Exhibit A: Avoid the 3 most common documentation mistakes
by Allison West, Esq., SPHR
“Document, Document, Document.”
Employment attorneys say it all the time. In fact, they’re incapable of saying that word only once because documentation relating to performance management and discipline is absolutely critical.
The reasons are obvious. The quality of your documentation goes to the heart of your credibility as a manager or HR professional.
The person reading your documentation should walk away knowing who, where, when, how and most important, the why behind any decisions … and that you treated the employee consistently and fairly. Anything less and your documentation becomes Exhibit A for the plaintiff.
Mistakes, Mistakes, Mistakes
One big problem is getting each manager to actually document performance and disciplinary discussions. Not surprising, documentation—when it is created—is often too ambiguous, vague, biased and never actually puts employees on notice of any performance or behavior issues.
Here are three of the most common documentation mistakes and how you can avoid them:
No employee should ever be surprised when he or she is terminated for poor performance or a disciplinary reason.
Here is a common scenario: The manager has put Betty on super-secret probation for the past three years—but never tells her about it. Just recently, the manager decided enough is enough. He wants Betty terminated. In-house counsel reviews the personnel file before signing off. Much to counsel’s surprise, Betty’s performance actually looks pretty good.
When in-house counsel asks the manager why the file doesn’t reflect his true opinion of Betty’s performance, the manager says, “Well, she’s sensitive, and I didn’t want to hurt her feelings.” The resulting ambiguous documentation doesn’t put the employee on notice of the problems.
Your documentation must be direct, include specific expectations and the reasons the employee says she’s not meeting those expectations.
2. Legally explosive words
Documentation is black and white. When third parties—say a judge, jury or plaintiff’s attorney—read a manager’s documentation, they can only go by what is written down.
Often, managers write absolute expressions such as “always” and “never,” as in “Hillary never turns in her reports on time.” In reality, Hillary informs you that she did hit her deadline just last month. Using these types of absolutes without being 100% certain will undermine your credibility and hurt your case in court.
Choose your words carefully. If you want to highlight your concerns to Hillary, simply state the facts: “In the past three months, you turned in your weekly reports on time only once.” This way, you’re more accurate and accomplish what you wanted in a more professional tone.
3. Lack of follow-up
Solid documentation must include regular follow-up discussions.
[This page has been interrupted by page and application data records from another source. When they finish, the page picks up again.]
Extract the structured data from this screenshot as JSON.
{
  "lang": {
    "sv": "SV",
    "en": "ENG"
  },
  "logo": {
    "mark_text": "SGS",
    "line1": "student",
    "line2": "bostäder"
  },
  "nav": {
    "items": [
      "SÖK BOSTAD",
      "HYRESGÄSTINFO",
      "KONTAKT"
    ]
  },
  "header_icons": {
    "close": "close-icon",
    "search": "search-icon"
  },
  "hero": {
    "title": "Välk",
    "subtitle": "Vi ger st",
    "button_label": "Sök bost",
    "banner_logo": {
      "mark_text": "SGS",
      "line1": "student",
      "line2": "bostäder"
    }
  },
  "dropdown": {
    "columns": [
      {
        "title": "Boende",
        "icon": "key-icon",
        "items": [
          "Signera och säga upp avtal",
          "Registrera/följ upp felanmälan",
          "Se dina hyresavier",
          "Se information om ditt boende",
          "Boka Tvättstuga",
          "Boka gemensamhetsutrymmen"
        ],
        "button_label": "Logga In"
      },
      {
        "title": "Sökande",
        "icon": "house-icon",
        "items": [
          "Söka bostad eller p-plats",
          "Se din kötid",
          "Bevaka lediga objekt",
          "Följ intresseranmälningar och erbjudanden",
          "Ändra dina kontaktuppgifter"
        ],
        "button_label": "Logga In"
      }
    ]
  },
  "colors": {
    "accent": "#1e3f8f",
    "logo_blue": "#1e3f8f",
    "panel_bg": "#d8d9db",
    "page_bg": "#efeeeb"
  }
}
Take this example: A manager informs Bob about his performance deficiencies and gives him a step-by-step improvement plan. Documentation is solid up to this point. Unfortunately, Bob continues to struggle for the next six months. But the manager fails to document any follow-up conversations or efforts made to assist Bob. Now the manager wants to terminate Bob.
The problem: The documentation is incomplete. The judge, jury or plaintiff’s attorney that reads it will assume the manager put Bob on notice yet did nothing over the next six months to ensure Bob was getting the assistance.
Proper documentation would include the coaching sessions, Bob’s stated reasons for not meeting his goals and efforts by the manager to help Bob. Also, document that Bob knew he could be terminated if he did not meet the stated expectations.
The bottom line: At the end of the day, your documentation must be accurate, state the facts, include the employee’s explanation and show all the efforts the manager made to help the employee succeed. Anything less, well, you know what happens.
Author: Allison West, Esq., SPHR, is a former employment law litigator and the founder of Employment Practices Specialists, a training and consulting firm based in California.
Tips for documenting employee discipline
Be consistent. Don’t write up one person for a behavior that you ignore in other employees.
Be specific. Example of poor documentation: “Employee was late twice in the past two weeks.” Better: “Employee was 30 minutes late on Sept. 28; reason given: traffic. Employee was 45 minutes late on Oct. 4; reason given: overslept.”
Be clear and factual. Note the policy or procedure that was violated. Date the document, including the year.
Avoid emotional content, including personal impressions (“I think …”), labels (“He’s a whiner …”), adjectives (“very unproductive …”) and drawing conclusions about the reasons. (“It’s probably because of her divorce.”)
Ask the employee to sign and date the document if it’s going into his or her personnel file. If the employee refuses to sign, note that on the document.